Action item: From the entries that follow, gather each line holding the word "Unknown".
[Opening Materials provided section]
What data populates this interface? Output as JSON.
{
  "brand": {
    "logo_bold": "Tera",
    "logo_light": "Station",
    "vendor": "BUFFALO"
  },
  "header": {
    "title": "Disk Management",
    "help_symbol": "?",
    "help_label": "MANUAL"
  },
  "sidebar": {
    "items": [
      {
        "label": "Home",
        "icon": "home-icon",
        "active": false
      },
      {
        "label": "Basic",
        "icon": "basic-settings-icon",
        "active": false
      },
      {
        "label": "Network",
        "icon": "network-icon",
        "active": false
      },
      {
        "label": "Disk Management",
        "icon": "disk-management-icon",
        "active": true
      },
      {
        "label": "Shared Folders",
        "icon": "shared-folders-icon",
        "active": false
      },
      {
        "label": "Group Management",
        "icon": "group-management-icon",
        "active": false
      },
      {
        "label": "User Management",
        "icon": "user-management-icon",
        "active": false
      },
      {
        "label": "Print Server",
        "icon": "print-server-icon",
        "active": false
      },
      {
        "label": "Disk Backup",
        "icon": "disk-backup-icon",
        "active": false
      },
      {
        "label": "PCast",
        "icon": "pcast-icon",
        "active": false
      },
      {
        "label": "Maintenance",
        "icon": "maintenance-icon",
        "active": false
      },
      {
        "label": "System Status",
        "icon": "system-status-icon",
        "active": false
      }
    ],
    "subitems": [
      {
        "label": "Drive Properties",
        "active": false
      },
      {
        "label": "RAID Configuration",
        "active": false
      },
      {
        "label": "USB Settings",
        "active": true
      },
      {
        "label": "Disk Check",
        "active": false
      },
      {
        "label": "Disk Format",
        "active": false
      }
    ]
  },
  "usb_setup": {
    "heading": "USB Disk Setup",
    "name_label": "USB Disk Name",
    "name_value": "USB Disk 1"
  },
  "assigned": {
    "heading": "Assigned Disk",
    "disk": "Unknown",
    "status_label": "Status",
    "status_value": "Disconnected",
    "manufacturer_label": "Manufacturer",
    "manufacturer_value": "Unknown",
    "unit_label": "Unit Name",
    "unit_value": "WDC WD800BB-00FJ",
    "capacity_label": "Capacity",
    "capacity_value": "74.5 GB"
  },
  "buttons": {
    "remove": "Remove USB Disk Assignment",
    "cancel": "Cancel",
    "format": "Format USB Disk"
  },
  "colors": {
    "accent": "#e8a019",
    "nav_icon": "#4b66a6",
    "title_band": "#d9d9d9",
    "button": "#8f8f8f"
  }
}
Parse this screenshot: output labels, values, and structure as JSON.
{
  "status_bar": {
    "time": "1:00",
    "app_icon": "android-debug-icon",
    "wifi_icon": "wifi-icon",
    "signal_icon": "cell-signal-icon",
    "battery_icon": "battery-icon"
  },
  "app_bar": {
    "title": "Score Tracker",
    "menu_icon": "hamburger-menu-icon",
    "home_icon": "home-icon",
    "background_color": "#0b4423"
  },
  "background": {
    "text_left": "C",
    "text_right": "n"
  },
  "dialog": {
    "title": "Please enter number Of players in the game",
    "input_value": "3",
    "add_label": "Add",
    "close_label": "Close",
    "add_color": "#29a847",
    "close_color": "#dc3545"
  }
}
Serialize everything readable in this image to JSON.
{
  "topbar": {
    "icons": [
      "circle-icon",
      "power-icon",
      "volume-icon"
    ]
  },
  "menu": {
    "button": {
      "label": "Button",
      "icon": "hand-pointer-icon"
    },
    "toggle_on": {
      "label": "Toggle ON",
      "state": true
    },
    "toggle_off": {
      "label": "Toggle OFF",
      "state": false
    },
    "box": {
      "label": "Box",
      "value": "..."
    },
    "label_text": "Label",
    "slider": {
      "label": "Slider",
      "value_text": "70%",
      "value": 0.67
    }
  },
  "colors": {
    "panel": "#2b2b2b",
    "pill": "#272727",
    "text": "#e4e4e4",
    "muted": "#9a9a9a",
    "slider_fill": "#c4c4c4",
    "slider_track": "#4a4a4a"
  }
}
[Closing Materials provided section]
Result of this task:
    "disk": "Unknown",
    "manufacturer_value": "Unknown",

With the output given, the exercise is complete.